Yoga Sūtra Chapter Two verse 46

स्थिरसुखमासनम् ॥४६॥

sthira-sukham-āsanam ||46||

Steady and comfortable is posture.

sthira - steady, firm, not wavering or tottering; fixed, immovable, motionless, still, calmsukha - pleasure; happiness; agreeable; ease; comfortable; pleasantāsana - particular posture; sitting, sitting down; seat, place, stool; abiding, dwelling

Commentaries and Reflections

Commentary by T Krishnamacharya:

Commentary by TKV Desikachar:

Sthira Sukha should both be present in Āsana.
It also implies one should be able to choose the breath ratio.”

Yoga Sūtra Chapter Two verse 46 Sthira Sukham Āsanam
“Means what happens before and after a posture.
One should be able to move to another posture with ease.

Sthira is the absence of Rajas.”

“In the Yoga Sūtra,
Āsana is basically something linked to Prāṇāyāma,
since Prāṇāyāma is a very important practice there,
linked to Dhāraṇā.”

“Whatever is called Yoga
must have some characteristic
of Sthira and Sukha, whether it is
Āsana, Prāṇāyāma, Pratyāhāra, or Dhāraṇā.”

Commentary by Paul Harvey:

“This verse is commenting on the attainment of an Āsana as
an appurtenance, or foundation for more subtle practices.
Better not to confuse the vehicle with the direction.”

Āsana, according to this verse, needs to correlate the
two qualities of steady attentiveness and spacious clarity.
However, we are being offered qualities that are actually
the fruits or outcome of the practice guidelines in the next verse.
Hence this verse is a definition, but one that arises as an outcome
of an attitude around the way we go about exploring Āsana.
Although it could be added that this definition also relates
to the direction of one’s Āsana practice as a whole.”

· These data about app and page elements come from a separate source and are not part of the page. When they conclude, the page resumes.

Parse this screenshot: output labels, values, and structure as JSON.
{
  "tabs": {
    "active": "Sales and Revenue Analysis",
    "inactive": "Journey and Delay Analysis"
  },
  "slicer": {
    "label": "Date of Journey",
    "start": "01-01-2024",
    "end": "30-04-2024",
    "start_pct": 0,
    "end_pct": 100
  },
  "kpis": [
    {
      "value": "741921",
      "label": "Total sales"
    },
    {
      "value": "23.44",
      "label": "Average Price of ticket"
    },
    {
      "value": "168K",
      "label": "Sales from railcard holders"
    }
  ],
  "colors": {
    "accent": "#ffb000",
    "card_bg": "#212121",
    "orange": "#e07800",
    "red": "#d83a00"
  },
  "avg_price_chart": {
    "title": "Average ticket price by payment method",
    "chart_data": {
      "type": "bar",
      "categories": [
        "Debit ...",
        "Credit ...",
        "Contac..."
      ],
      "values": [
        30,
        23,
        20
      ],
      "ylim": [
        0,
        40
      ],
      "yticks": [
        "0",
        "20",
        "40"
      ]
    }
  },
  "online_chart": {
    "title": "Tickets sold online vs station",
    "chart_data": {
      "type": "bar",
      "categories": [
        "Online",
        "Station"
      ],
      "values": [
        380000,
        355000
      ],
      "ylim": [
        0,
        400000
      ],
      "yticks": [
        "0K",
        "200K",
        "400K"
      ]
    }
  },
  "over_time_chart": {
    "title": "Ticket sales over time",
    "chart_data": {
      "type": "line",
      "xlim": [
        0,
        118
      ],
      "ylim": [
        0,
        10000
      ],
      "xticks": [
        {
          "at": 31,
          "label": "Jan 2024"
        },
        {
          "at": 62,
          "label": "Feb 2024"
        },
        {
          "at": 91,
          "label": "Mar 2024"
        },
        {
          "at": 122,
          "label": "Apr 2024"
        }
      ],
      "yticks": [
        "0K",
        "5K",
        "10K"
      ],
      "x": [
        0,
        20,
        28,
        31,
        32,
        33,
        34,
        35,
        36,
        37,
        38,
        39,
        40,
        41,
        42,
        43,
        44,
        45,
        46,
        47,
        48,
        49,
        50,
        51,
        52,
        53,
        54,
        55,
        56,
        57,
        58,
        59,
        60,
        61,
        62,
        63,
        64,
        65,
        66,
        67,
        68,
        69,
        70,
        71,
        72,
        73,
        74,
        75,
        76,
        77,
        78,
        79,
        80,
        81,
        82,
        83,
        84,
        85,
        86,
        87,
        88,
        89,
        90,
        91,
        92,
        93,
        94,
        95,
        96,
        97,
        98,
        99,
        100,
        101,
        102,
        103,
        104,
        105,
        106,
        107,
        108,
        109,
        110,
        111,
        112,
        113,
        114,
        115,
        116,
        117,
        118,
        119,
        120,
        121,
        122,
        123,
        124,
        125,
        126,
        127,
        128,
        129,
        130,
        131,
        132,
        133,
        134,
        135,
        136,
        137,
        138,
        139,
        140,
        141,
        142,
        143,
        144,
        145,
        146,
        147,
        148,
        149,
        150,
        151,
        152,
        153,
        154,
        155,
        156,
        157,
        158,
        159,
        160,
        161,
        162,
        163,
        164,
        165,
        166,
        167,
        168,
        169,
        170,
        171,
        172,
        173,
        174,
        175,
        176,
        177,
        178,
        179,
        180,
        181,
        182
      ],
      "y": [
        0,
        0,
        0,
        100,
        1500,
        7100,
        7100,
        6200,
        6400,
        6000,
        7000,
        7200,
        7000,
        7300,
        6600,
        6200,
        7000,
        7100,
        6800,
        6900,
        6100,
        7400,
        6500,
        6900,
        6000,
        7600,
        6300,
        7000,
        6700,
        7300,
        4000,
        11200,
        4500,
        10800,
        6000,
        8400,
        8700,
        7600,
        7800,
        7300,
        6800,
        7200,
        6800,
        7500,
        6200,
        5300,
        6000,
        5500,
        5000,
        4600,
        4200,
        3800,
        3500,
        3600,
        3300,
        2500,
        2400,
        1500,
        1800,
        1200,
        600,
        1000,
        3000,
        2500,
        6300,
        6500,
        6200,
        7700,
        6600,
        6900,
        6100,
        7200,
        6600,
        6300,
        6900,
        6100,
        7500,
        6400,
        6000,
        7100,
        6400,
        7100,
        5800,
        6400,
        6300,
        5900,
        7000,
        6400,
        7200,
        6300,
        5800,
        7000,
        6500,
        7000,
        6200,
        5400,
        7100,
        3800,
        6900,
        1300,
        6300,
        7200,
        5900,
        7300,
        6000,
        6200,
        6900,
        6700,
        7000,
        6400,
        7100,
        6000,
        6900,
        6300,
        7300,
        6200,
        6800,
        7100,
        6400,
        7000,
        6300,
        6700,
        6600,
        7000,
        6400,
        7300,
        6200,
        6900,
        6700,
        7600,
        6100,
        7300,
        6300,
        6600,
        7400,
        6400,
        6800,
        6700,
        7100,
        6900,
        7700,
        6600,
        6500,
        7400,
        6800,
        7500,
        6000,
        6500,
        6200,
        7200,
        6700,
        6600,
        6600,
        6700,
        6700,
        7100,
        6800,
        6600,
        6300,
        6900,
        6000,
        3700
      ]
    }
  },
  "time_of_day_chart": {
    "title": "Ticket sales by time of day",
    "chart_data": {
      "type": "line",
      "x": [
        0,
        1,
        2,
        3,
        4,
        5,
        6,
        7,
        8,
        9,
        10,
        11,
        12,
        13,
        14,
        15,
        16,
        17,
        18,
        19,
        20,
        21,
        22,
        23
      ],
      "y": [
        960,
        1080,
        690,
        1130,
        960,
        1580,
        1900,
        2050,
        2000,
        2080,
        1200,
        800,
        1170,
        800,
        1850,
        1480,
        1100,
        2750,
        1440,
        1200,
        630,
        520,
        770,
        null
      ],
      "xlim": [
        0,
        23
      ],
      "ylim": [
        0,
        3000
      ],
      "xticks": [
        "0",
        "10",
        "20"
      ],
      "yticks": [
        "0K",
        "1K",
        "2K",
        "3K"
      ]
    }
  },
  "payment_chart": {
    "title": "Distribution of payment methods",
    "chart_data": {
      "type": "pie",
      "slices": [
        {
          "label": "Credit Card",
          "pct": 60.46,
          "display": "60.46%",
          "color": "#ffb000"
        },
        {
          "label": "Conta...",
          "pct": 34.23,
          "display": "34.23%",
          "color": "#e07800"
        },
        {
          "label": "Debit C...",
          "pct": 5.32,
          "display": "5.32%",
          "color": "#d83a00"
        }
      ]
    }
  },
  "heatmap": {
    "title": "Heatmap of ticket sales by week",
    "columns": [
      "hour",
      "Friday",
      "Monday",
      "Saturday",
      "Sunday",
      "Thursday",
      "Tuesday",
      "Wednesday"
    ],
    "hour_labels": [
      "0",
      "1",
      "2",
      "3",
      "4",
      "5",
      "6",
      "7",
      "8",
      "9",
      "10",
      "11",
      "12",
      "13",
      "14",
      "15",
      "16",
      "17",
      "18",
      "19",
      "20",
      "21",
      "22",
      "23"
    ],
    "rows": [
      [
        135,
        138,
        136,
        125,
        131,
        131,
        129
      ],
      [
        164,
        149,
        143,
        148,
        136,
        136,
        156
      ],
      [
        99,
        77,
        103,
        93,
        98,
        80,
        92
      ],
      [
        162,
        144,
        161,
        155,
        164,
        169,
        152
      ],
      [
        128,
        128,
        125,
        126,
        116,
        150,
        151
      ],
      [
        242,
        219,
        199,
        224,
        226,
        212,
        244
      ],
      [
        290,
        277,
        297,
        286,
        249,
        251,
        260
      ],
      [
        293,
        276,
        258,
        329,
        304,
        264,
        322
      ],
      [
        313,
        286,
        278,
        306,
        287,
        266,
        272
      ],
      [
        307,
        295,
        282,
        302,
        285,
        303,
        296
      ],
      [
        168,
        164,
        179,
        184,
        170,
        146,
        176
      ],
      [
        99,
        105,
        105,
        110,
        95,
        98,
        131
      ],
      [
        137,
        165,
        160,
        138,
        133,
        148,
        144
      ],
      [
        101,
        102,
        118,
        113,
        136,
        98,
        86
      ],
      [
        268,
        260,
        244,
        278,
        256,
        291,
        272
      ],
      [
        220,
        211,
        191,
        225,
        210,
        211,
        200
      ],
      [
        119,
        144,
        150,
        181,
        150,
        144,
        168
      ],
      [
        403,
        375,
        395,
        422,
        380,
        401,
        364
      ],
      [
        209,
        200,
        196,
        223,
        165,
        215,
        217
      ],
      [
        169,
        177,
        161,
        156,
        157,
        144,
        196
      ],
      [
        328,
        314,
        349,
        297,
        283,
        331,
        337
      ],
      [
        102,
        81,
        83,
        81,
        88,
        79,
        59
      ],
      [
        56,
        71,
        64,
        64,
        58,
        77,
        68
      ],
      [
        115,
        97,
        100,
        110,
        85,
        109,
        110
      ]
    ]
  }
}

“The experience known as Sthira Sukham Āsanam,
described in Yoga Sūtra Chapter Two verse 46,
arises as a fruit of Yoga Sūtra Chapter Two verse 47,
from melding the mastery of outer stillness in the world,
described as Prayatna Śaithilya, or relaxation of continued effort,
with the mystery of inner openness to the beyond,
described as Ananta Samāpatti, or unity in the infinite.”

“Just because you can perform a posture,
doesn’t automatically mean you can
experience the posture as an Āsana.
To experience a posture as an Āsana
implies some other factors are involved.
Such as how to facilitate a decreasing
resistance within the confines of the body,
and integrating a transcendent involvement
with the mystery of what is beyond the body.”